That 16-inning win took a lot out of me and I’m not really feeling a full DotF tonight. Here’s the short version of tonight’s minor league action:

  • Triple-A Scranton (2-1 win): CF Mason Williams and 1B Rob Refsnyder both went 0-for-4. Mason’s hitting streak ended at 14 games. LF Billy McKinney had a double and 3B Miguel Andujar had a single and double. RHP Chance Adams struggled, walking four in 4.2 innings.
  • Double-A Trenton (7-6 loss): 2B Jorge Mateo had a single and CF Tito Polo had four hits, including a double. SS Thairo Estrada picked up his daily double. RHP Domingo Acevedo got knocked around for six runs on nine hits and two walks in four innings. Ouch. He allowed three homers.
  • High-A Tampa (5-4 win): 2B Nick Solak and CF Trey Amburgey each had a single while LF Alex Palma had two. RHP Dillon Tate allowed three runs, including two homers, in his 6.1 innings.
  • Low-A Charleston (5-4 win): 2B Diego Castillo, who has been swinging well for a while now, had three hits, including a pair of doubles. DH Blake Rutherford extended his hitting streak to ten games with a single. CF Estevan Florial struck out three times in four hitless at-bats.
  • Short Season Staten Island (5-3 win): A triple for SS Oswaldo Cabrera, a single for 3B Nelson Gomez, and no hits for 2B Wilkerman Garcia or CF Leonardo Molina. RHP Drew Finley struck out seven and allowed three runs in six innings.

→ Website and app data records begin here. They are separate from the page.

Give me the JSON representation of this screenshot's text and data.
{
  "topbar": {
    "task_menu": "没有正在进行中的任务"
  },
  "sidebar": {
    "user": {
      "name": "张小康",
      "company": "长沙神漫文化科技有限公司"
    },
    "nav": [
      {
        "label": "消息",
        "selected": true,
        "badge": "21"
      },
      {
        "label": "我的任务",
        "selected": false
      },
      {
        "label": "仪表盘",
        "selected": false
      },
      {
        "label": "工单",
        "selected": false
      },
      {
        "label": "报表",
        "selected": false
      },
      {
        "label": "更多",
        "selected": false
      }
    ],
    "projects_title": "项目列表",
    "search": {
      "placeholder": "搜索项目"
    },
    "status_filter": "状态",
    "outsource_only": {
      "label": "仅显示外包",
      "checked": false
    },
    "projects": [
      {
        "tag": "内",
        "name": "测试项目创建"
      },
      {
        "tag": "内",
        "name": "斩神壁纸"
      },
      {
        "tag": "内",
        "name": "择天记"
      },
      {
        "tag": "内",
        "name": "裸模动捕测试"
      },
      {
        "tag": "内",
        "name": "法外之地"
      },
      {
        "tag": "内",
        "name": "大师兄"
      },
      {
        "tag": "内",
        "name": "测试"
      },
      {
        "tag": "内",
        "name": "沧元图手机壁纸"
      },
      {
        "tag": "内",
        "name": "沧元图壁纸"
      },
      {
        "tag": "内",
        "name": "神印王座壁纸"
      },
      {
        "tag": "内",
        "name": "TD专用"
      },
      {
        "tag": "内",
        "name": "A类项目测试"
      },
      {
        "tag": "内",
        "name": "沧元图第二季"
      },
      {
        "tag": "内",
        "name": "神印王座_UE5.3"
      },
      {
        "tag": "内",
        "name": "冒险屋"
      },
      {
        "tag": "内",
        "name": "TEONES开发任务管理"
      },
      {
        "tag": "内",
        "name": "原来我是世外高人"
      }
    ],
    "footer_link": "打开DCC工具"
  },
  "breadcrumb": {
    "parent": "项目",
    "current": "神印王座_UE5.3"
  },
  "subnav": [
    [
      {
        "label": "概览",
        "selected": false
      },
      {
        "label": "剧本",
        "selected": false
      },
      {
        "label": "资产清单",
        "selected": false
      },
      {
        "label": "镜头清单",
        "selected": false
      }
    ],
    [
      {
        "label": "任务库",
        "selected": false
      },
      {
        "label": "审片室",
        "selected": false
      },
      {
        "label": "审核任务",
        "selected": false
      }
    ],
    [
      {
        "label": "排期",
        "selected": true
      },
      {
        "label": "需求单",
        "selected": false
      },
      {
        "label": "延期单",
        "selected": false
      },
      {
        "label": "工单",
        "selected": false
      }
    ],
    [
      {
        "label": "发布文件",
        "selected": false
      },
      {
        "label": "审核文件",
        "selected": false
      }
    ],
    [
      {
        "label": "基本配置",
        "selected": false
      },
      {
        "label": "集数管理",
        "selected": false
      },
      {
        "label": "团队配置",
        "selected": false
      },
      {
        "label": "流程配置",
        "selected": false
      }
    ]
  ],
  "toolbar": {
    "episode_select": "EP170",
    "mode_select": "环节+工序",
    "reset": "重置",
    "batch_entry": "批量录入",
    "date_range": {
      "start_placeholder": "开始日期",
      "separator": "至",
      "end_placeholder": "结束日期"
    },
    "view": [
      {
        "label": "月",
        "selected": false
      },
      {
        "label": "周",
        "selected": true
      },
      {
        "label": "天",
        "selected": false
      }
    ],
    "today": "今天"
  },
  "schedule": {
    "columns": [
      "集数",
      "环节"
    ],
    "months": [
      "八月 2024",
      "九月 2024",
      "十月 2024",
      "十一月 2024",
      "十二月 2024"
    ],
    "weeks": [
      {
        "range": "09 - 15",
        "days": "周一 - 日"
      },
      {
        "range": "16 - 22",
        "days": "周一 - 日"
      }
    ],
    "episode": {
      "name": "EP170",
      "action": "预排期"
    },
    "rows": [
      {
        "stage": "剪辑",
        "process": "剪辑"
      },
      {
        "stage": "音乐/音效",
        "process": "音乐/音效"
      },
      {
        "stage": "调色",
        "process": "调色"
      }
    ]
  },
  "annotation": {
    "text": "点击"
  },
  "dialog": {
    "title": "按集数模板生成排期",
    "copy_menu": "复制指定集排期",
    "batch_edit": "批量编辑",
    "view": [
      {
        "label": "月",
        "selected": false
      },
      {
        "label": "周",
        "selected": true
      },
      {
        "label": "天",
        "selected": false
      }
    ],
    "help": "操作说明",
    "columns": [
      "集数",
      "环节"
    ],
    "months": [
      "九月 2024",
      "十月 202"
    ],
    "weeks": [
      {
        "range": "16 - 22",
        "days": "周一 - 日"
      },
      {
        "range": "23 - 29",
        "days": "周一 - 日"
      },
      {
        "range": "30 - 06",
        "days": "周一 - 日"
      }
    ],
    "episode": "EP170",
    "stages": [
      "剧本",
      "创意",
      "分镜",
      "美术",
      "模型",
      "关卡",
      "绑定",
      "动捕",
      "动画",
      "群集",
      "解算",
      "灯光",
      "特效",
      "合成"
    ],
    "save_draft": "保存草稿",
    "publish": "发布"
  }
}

  • Rookie Pulaski (9-7 loss): Three hits for my man CF Pablo Olivares, all singles. 3B Dermis Garcia and RF Steven Sensley both had two hits as well. One of Sensley’s left the yard. DH Brayan Emery had two hits too. Nothing interesting happened on the mound.
  • Rookie GCL Yanks East Game One (9-0 loss): One single but no walks for LF Canaan Smith. RHP Harold Cortijo came out of the bullpen and allowed four runs in 1.2 innings.
  • Rookie GCL Yanks East Game Two (8-3 loss): DH Canaan Smith had three hits but again, no walks. He must be broken. RF Jonathan Amundaray had a single. RHP Roansy Contreras, last year’s $300,000 bonus baby, allowed five runs in five innings in his stateside debut. He’s 17.
  • Rookie GCL Yanks West (6-5 win): SS Oswald Peraza, DH Gustavo Campero, and 1B Miguel Flames all went hitless.